Exercise goal:
Whenever a line of the data below holds the string "username", copy that line.

Component data from apps and pages
--------------------
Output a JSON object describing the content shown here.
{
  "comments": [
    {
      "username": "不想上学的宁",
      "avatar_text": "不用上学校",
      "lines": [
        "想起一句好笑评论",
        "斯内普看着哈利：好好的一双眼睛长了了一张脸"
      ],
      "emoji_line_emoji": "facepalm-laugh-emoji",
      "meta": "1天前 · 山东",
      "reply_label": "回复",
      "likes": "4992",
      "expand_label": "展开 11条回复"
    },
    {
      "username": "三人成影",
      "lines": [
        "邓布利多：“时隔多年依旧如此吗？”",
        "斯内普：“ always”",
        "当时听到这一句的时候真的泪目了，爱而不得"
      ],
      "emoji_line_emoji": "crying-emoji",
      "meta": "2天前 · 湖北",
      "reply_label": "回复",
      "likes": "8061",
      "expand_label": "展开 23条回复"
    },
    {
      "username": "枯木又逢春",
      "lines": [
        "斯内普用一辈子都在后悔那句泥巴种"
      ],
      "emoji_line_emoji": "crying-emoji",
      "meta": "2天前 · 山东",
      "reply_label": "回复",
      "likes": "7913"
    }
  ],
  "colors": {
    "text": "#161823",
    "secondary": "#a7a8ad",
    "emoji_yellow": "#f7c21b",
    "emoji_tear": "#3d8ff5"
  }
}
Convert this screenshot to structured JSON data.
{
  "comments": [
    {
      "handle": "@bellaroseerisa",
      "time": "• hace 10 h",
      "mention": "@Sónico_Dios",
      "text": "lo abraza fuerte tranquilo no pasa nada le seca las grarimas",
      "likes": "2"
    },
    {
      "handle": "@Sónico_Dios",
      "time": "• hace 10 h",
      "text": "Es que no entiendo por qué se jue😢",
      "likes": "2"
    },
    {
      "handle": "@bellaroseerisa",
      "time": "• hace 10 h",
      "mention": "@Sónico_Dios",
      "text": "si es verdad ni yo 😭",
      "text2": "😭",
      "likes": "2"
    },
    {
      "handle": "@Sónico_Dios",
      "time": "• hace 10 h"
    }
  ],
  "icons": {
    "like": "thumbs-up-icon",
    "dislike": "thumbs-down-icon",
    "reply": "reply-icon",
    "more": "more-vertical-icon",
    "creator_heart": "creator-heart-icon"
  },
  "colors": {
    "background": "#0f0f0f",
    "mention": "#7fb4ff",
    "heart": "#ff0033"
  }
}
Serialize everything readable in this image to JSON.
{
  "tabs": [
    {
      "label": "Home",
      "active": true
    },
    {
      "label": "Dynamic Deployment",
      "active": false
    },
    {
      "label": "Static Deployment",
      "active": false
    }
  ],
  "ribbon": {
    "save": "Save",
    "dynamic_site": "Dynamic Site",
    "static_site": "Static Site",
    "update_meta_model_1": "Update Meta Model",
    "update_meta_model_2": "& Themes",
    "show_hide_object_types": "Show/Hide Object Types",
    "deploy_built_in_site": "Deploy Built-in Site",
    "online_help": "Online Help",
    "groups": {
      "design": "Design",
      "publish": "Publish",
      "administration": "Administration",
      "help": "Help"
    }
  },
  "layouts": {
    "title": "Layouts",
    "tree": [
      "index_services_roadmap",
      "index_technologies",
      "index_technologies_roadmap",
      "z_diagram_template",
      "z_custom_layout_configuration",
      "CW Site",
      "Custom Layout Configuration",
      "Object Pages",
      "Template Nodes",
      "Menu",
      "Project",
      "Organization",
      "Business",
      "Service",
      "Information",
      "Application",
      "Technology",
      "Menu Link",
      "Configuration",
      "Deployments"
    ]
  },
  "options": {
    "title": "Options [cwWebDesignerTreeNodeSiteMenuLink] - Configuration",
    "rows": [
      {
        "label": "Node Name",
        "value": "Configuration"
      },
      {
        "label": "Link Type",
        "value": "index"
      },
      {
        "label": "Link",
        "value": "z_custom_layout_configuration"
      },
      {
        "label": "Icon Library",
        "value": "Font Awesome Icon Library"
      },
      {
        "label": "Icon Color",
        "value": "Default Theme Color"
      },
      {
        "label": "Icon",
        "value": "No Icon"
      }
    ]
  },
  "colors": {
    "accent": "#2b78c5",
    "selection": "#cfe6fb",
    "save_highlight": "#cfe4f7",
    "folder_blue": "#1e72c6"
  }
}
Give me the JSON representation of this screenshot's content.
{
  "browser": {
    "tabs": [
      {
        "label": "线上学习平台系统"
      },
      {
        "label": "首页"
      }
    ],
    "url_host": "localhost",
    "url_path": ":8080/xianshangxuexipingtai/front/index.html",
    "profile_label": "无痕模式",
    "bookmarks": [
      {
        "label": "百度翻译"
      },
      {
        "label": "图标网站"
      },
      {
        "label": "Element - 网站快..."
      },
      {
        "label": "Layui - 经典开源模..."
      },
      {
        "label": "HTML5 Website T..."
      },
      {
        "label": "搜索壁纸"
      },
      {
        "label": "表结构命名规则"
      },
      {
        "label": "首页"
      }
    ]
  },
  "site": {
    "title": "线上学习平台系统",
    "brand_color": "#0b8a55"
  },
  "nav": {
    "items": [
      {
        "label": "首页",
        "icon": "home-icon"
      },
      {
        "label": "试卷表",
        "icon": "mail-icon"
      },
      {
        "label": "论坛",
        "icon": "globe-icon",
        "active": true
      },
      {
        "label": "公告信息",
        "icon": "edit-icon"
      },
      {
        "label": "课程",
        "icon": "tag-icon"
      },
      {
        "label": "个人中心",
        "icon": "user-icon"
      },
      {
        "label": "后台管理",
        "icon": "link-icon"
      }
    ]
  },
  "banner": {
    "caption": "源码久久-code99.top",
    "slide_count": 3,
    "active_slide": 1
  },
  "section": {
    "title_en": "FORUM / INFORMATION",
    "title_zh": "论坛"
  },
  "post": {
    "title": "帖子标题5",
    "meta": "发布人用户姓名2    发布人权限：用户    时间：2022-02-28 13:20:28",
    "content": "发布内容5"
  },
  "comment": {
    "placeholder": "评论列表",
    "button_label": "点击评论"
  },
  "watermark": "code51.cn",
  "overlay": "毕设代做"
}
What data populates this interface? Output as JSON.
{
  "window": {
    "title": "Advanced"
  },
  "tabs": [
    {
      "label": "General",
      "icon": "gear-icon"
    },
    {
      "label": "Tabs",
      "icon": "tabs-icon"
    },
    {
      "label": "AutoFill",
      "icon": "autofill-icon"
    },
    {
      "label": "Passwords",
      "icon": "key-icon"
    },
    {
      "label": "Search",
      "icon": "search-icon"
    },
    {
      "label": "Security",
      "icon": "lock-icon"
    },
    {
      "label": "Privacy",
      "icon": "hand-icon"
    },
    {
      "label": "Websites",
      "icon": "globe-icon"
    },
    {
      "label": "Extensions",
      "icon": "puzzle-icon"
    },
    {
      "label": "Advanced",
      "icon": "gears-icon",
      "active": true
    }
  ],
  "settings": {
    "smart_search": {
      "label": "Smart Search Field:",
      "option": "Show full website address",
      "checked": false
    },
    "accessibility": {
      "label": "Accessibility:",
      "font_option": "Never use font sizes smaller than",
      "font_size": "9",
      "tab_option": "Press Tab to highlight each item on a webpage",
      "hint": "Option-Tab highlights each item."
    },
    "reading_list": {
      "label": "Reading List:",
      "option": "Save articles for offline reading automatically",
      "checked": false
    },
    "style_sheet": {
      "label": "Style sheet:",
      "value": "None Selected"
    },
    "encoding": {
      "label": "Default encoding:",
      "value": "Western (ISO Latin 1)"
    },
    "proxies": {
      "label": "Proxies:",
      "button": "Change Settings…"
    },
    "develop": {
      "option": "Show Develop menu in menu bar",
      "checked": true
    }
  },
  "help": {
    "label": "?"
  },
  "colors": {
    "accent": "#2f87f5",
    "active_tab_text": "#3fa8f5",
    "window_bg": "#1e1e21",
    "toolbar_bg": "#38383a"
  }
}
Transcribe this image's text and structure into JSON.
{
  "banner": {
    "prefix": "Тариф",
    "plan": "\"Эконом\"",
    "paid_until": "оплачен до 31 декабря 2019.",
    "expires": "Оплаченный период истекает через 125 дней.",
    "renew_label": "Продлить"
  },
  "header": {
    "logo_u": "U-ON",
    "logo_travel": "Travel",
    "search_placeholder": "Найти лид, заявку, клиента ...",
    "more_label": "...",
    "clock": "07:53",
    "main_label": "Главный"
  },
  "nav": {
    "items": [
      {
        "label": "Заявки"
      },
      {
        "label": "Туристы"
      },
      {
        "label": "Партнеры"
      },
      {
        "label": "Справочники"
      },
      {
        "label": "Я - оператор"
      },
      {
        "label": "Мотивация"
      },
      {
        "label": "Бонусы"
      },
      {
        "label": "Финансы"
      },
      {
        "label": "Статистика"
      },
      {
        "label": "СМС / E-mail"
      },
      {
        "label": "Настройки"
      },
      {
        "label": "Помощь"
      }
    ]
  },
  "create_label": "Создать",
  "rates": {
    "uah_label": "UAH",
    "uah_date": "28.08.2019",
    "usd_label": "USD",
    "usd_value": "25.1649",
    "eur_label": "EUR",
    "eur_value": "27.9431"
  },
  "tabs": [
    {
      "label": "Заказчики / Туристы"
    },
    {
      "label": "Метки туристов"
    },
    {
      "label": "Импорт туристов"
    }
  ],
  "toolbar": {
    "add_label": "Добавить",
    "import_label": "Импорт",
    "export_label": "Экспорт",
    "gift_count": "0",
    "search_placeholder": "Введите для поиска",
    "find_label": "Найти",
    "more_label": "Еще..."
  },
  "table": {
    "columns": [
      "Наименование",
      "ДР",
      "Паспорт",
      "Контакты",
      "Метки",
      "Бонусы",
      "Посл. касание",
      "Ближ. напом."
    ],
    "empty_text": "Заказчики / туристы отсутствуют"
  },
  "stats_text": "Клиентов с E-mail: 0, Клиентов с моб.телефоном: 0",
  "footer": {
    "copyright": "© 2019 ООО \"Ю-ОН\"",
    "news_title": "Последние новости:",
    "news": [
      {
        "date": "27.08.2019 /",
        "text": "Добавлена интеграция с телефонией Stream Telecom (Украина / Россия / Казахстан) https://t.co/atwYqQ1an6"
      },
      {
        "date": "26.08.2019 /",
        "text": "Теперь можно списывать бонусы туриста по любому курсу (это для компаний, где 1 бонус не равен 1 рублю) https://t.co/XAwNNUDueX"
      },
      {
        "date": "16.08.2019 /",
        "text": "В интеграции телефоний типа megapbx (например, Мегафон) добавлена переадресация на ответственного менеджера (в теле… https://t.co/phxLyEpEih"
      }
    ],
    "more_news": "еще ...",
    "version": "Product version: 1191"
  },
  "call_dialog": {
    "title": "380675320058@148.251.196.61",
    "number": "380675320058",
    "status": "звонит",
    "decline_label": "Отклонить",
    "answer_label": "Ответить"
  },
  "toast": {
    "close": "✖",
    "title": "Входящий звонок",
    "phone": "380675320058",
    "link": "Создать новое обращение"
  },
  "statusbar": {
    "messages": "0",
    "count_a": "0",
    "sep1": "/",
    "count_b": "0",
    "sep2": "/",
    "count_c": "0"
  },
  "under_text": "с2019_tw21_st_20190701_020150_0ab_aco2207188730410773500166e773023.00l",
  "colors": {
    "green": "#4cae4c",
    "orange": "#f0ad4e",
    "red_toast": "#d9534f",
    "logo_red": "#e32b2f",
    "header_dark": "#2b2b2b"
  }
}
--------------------
Result:
      "username": "不想上学的宁",
      "username": "三人成影",
      "username": "枯木又逢春",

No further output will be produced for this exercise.